To the Duluth airport I went to hop a flight or two to join The Knights for our annual performance at the Ravinia Festival. Joined by the incomparable Susan Graham, we presented a program of Adams, Mozart, and Canteloube. It was then O’Hare to Rome where I jumped on a few trains to begin a recital tour in Tuscany. The combination of being back amid the rolling hills of Val d’Orcia making music, drinking divine wines and eating mind-blowingly delicious food was totally sublime. Through programs of Janacek, Brahms, Ravel, Paganini and Elliott Carter, my pianists (Todd Crow and Pietro Bonfilio) and I danced our way into the halls of Paesaggi Musicali Toscani and Morellino Classica.

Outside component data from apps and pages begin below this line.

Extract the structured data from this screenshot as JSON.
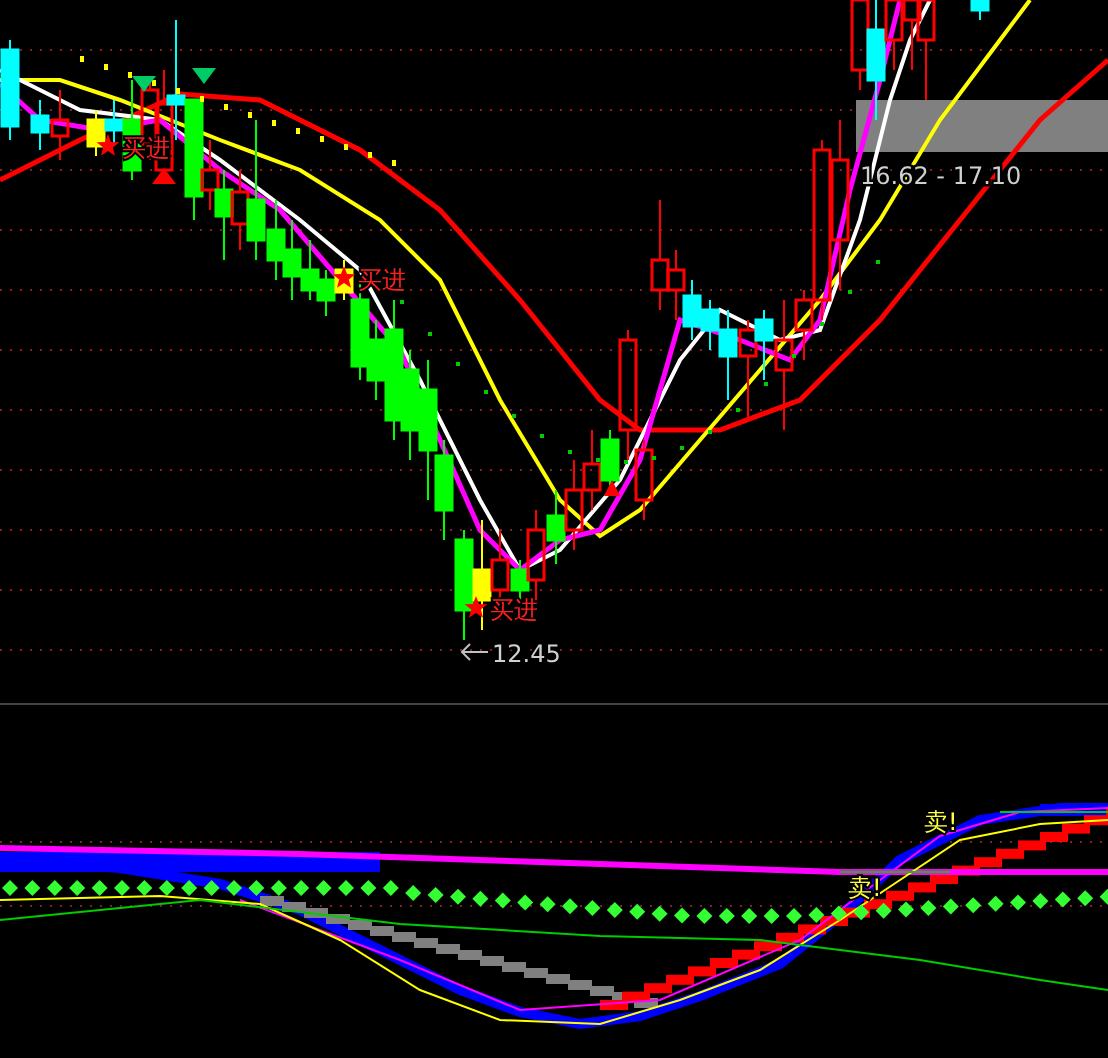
{
  "main_chart": {
    "buy_signals": [
      {
        "label": "买进"
      },
      {
        "label": "买进"
      },
      {
        "label": "买进"
      }
    ],
    "price_range": {
      "label": "16.62 - 17.10"
    },
    "low_marker": {
      "label": "12.45"
    }
  },
  "indicator_chart": {
    "sell_signals": [
      {
        "label": "卖!"
      },
      {
        "label": "卖!"
      }
    ]
  }
}
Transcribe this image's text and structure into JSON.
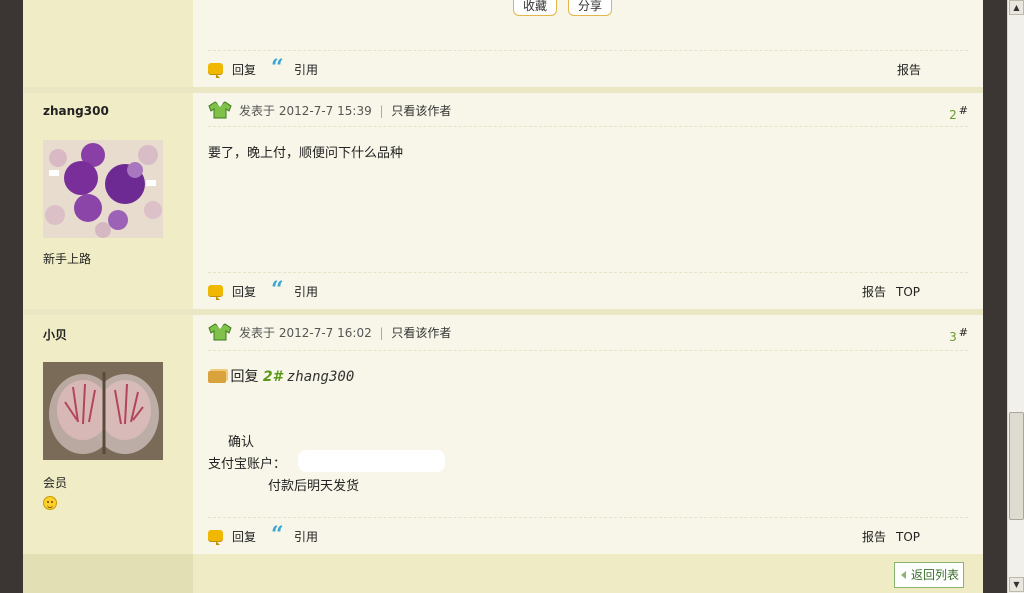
{
  "top_buttons": {
    "favorite": "收藏",
    "share": "分享"
  },
  "actions": {
    "reply": "回复",
    "quote": "引用",
    "report": "报告",
    "top": "TOP"
  },
  "posts": [
    {
      "username": "zhang300",
      "rank": "新手上路",
      "posted_label": "发表于",
      "posted_time": "2012-7-7 15:39",
      "only_author": "只看该作者",
      "floor": "2",
      "floor_suffix": "#",
      "content": "要了，晚上付，顺便问下什么品种"
    },
    {
      "username": "小贝",
      "rank": "会员",
      "posted_label": "发表于",
      "posted_time": "2012-7-7 16:02",
      "only_author": "只看该作者",
      "floor": "3",
      "floor_suffix": "#",
      "reply_label": "回复",
      "reply_floor": "2#",
      "reply_user": "zhang300",
      "line1": "确认",
      "line2": "支付宝账户：",
      "line3": "付款后明天发货"
    }
  ],
  "separator": "|",
  "back_to_list": "返回列表"
}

From Siena to Ithaca I went to start up the school year at Cornell. I welcomed my studio of fabulous students back to campus as we hit the ground running with studio meetings, lessons and coachings. Guest lectures in Elements of Music 1101 and Design & Environmental Analysis 1200 allowed me to meet an entirely new cross-section of students, something by which I am always so inspired. A return to my favorite thing about Cornell, Wednesday nights at Hans Bethe House, brought hugs, smiles, and so many wonderful friends and colleagues with whom to catch up.

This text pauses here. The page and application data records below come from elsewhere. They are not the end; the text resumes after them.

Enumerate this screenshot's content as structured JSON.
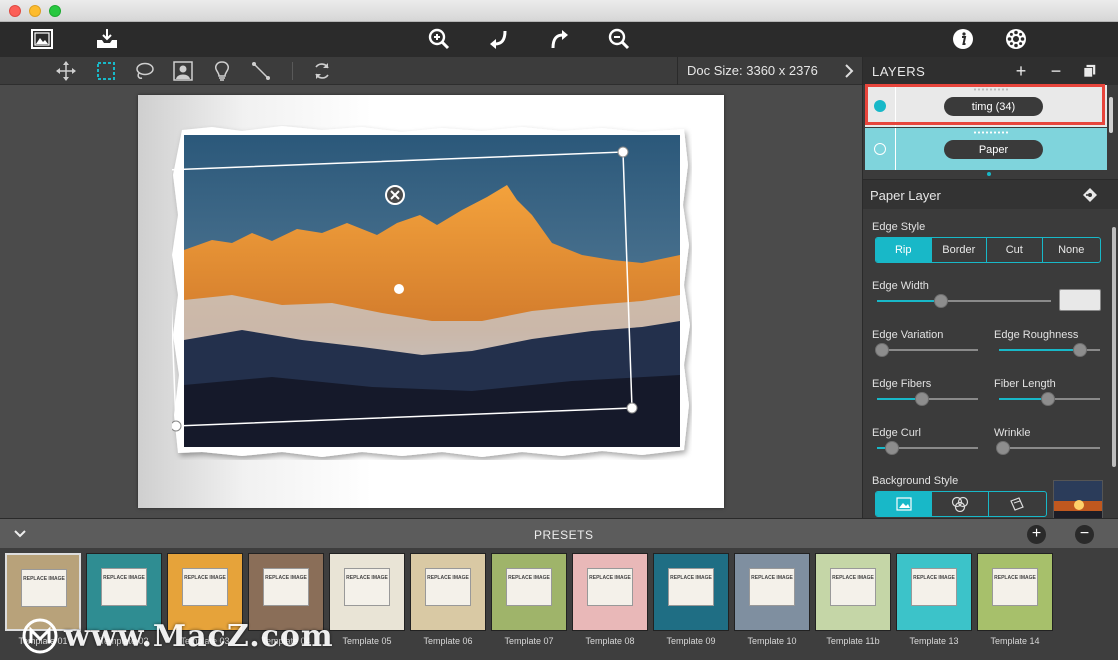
{
  "toolbar": {
    "icons": [
      "image-browser-icon",
      "export-icon",
      "zoom-in-icon",
      "undo-icon",
      "redo-icon",
      "zoom-out-icon",
      "info-icon",
      "settings-icon"
    ]
  },
  "tools": {
    "icons": [
      "move-icon",
      "rect-select-icon",
      "lasso-icon",
      "portrait-icon",
      "light-icon",
      "line-icon",
      "rotate-icon"
    ],
    "doc_size": "Doc Size: 3360 x 2376"
  },
  "layers": {
    "title": "LAYERS",
    "items": [
      {
        "name": "timg (34)",
        "selected": true
      },
      {
        "name": "Paper",
        "selected": false
      }
    ]
  },
  "paper_layer": {
    "title": "Paper Layer",
    "edge_style_label": "Edge Style",
    "edge_styles": [
      "Rip",
      "Border",
      "Cut",
      "None"
    ],
    "edge_style_selected": "Rip",
    "edge_width": {
      "label": "Edge Width",
      "value": 0.37
    },
    "edge_variation": {
      "label": "Edge Variation",
      "value": 0.05
    },
    "edge_roughness": {
      "label": "Edge Roughness",
      "value": 0.8
    },
    "edge_fibers": {
      "label": "Edge Fibers",
      "value": 0.45
    },
    "fiber_length": {
      "label": "Fiber Length",
      "value": 0.49
    },
    "edge_curl": {
      "label": "Edge Curl",
      "value": 0.15
    },
    "wrinkle": {
      "label": "Wrinkle",
      "value": 0.04
    },
    "background_style_label": "Background Style",
    "colors": {
      "accent": "#18b8c8",
      "swatch": "#e8e8e8"
    }
  },
  "presets": {
    "title": "PRESETS",
    "templates": [
      {
        "label": "Template 01",
        "bg": "#b8a27a",
        "caption": "REPLACE IMAGE"
      },
      {
        "label": "Template 02",
        "bg": "#2f8d92",
        "caption": "REPLACE IMAGE"
      },
      {
        "label": "Template 03",
        "bg": "#e6a33a",
        "caption": "REPLACE IMAGE"
      },
      {
        "label": "Template 04",
        "bg": "#8a6e58",
        "caption": "REPLACE IMAGE"
      },
      {
        "label": "Template 05",
        "bg": "#e9e4d6",
        "caption": "REPLACE IMAGE"
      },
      {
        "label": "Template 06",
        "bg": "#d9c9a4",
        "caption": "REPLACE IMAGE"
      },
      {
        "label": "Template 07",
        "bg": "#9fb46a",
        "caption": "REPLACE IMAGE"
      },
      {
        "label": "Template 08",
        "bg": "#e9b8b8",
        "caption": "REPLACE IMAGE"
      },
      {
        "label": "Template 09",
        "bg": "#1f6e84",
        "caption": "REPLACE IMAGE"
      },
      {
        "label": "Template 10",
        "bg": "#7f8fa0",
        "caption": "REPLACE IMAGE"
      },
      {
        "label": "Template 11b",
        "bg": "#c5d6a7",
        "caption": "REPLACE IMAGE"
      },
      {
        "label": "Template 13",
        "bg": "#3cc3c9",
        "caption": "REPLACE IMAGE"
      },
      {
        "label": "Template 14",
        "bg": "#a7c06b",
        "caption": "REPLACE IMAGE"
      }
    ]
  },
  "watermark": {
    "text": "www.MacZ.com"
  }
}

After a quick 36-hour trip to LA for my beautiful cousin Yoonie’s wedding, I headed to Philly for a week to premiere Lembit Beecher’s haunting and brilliant chamber opera (written for the Aizuri Quartet and a small cast of singers), Sophia’s Forest. Set in the 1990s, the work tells the story of half-forgotten memories and tragedy in the wake of fleeing war-torn Serbo-Croatia; mechanized sound sculptures created by Lembit and a team of engineers from Drexel and Princeton created the soundscape of the haunting forest. It was an honor to bring this work to life.
Returning to Ithaca to catch one of my favorite satirist-comedians Trevor Noah – and accidentally meeting him in person (hashtag fangirl) – in a live standup show at Cornell was a total dream come true. And that brings us to the present…I head down to the City tomorrow to start the lead-up for the quartet’s upcoming residency at the MET Museum – Music and Mayhem on October 21st is up first, featuring quartets by Gubaidulina, Reich, and Beethoven!
And as always, I leave you with a photo diary below.